  • In a New York Times essay Tuesday, Google CEO Sundar Pichai wrote, "A small subset of data helps serve ads that are relevant and that provide the revenue that keeps Google products free and accessible."
  • In a riposte to Apple's Tim Cook, who has argued that customers choose Apple's higher-cost devices in part because they trust Apple to keep their data private, Pichai added, "Privacy cannot be a luxury good offered only to people who can afford to buy premium products and services. Privacy must be equally available to everyone in the world."

Go deeper

Thousands without power as "hazardous" winter storm lashes East Coast

Winter view from Charlotte as winter storm Izzy creates dangerous conditions in Charlotte, N.C. on Jan. 16. Photo: Peter Zay/Anadolu Agency via Getty Images

A major winter storm was lashing much of the East Coast on Sunday, causing widespread power outages and disrupting travel over the holiday weekend.

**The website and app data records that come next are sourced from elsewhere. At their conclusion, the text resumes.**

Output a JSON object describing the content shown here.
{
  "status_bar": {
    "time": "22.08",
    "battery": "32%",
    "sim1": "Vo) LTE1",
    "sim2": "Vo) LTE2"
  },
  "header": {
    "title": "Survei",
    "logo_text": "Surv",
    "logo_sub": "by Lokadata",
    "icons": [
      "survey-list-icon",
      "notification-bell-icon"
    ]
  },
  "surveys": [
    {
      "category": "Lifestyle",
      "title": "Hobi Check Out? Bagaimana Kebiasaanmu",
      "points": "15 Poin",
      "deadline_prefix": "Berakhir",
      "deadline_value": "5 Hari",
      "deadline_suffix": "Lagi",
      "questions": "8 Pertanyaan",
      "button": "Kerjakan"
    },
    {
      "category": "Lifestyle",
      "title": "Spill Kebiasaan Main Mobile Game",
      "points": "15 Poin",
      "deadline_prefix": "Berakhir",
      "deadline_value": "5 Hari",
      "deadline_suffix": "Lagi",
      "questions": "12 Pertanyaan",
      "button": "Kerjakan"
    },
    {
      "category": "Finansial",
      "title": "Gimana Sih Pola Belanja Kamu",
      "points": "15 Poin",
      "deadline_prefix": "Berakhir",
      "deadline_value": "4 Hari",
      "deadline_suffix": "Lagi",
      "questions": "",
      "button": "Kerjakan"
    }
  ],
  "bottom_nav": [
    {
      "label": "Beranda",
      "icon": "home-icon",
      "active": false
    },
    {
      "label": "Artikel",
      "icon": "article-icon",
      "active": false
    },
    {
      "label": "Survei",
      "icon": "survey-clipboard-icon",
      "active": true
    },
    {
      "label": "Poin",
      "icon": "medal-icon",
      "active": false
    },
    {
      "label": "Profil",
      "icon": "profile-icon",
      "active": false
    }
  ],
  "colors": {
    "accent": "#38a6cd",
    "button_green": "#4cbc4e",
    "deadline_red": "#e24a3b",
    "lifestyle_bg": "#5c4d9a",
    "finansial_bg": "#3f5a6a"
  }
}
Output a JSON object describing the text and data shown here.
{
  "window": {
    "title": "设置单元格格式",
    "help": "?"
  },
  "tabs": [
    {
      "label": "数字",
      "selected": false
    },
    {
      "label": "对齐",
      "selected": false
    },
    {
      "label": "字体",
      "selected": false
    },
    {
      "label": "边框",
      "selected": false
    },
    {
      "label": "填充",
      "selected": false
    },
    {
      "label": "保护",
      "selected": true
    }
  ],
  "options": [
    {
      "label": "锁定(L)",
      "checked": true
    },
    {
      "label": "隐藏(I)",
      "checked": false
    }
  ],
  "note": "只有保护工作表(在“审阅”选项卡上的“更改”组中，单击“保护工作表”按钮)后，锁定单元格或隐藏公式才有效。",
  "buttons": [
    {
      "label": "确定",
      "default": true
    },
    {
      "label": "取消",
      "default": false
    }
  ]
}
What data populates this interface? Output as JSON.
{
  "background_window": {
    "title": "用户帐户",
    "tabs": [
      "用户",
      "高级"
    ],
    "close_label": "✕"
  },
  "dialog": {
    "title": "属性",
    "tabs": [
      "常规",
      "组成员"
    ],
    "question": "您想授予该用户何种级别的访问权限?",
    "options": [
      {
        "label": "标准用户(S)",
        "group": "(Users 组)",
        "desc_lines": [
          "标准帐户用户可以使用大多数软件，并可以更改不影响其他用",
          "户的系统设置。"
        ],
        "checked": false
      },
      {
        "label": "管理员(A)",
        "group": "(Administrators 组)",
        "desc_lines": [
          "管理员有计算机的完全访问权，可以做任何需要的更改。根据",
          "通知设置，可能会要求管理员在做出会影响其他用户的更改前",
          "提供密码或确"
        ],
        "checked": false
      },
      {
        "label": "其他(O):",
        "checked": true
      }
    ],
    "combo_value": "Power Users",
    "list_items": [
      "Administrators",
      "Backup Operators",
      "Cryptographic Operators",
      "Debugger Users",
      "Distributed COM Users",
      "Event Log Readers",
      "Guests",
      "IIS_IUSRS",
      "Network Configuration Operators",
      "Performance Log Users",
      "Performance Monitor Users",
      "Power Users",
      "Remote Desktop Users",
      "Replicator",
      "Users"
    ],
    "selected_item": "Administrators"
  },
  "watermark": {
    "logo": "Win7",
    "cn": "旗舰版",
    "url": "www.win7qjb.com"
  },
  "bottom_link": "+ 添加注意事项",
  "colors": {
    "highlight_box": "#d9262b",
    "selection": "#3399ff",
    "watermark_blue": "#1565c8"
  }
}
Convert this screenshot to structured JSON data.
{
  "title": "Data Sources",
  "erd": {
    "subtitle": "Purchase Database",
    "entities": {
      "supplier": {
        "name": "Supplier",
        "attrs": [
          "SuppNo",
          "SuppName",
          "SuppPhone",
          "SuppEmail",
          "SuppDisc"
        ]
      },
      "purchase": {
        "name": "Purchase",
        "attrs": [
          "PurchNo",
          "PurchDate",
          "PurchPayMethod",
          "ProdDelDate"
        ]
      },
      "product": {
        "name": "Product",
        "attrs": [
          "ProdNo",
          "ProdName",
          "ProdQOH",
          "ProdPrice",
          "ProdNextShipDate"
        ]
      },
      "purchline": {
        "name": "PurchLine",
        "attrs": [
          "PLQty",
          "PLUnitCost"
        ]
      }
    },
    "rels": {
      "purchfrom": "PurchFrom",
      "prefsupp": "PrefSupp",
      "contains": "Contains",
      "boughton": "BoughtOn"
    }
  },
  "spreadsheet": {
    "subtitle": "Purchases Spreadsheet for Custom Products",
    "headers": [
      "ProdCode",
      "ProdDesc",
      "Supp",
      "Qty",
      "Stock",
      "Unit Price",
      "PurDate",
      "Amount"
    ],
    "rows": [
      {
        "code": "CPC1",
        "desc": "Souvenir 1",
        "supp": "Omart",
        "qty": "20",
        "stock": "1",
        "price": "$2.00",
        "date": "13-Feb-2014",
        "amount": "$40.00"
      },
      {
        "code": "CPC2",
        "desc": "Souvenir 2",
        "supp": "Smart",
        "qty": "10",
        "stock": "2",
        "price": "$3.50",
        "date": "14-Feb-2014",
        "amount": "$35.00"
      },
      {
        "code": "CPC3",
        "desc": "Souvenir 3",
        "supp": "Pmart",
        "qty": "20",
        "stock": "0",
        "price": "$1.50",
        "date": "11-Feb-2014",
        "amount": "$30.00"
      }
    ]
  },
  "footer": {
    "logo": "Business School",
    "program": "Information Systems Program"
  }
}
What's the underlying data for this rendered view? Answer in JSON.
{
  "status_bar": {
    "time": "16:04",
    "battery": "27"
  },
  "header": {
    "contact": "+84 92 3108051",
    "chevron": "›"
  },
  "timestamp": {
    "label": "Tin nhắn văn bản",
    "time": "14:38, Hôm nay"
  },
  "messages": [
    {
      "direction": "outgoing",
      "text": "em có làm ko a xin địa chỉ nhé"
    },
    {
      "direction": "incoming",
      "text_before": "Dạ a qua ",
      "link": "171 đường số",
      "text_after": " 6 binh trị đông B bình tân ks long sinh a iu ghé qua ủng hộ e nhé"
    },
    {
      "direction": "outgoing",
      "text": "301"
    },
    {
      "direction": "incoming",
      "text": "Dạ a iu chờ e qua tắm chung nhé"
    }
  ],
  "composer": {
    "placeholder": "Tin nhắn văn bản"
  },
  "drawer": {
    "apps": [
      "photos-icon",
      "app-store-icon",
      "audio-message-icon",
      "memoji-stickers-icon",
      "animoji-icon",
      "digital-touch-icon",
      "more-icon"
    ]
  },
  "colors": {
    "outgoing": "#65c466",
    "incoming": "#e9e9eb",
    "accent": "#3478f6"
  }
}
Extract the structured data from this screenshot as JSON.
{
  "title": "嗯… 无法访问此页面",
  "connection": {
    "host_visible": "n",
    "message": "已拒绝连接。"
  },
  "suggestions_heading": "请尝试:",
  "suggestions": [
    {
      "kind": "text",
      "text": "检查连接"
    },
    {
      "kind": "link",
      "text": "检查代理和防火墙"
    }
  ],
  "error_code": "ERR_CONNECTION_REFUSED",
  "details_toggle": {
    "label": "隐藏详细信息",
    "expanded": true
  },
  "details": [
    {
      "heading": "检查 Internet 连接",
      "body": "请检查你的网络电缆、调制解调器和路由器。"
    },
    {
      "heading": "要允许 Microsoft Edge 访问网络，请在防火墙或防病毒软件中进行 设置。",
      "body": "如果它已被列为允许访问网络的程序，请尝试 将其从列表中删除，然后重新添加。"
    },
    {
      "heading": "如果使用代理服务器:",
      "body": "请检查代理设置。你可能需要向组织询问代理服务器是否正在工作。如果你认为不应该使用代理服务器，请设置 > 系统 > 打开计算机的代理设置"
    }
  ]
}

The big picture: Heavy snow and ice accumulations are "likely to produce hazardous travel," downed trees and more power outages from the Mid-South to the Northeast, per the National Weather Service. Some parts of the U.S. can expect to see up to a foot of snow through Monday.

Updated 4 hours ago - Science

Volcanic eruption in Tonga caused "significant" damage

This satellite image of the eruption on Jan. 15 taken by Himawari-8, a Japanese weather satellite operated by Japan Meteorological Agency and released by National Institute of Information and Communications Technology (NICT). Photo: NICT via AP

Significant damage has been reported in Tonga following an undersea volcanic eruption on Saturday, which covered the Pacific nation in ash and cut off communication lines.

Driving the news: The eruption triggered tsunami warnings across Tonga's islands and in other regions, including the West Coast of the U.S. and New Zealand.

5 hours ago - World

North Korea launches 4th suspected missile test this month

A news broadcast in Seoul, South Korea, of an apparent North Korean missile test on Monday morning local time. Photo: Jung Yeon-je/AFP via Getty Images

North Korea's military fired "two suspected short-range ballistic missiles" eastward from Pyongyang on Monday morning local time, per South Korean and Japanese officials.

Why it matters: The fourth such launch since Jan. 5 comes days after North Korea's military warned of "stronger" action if the U.S. moved to have more sanctions imposed on the country.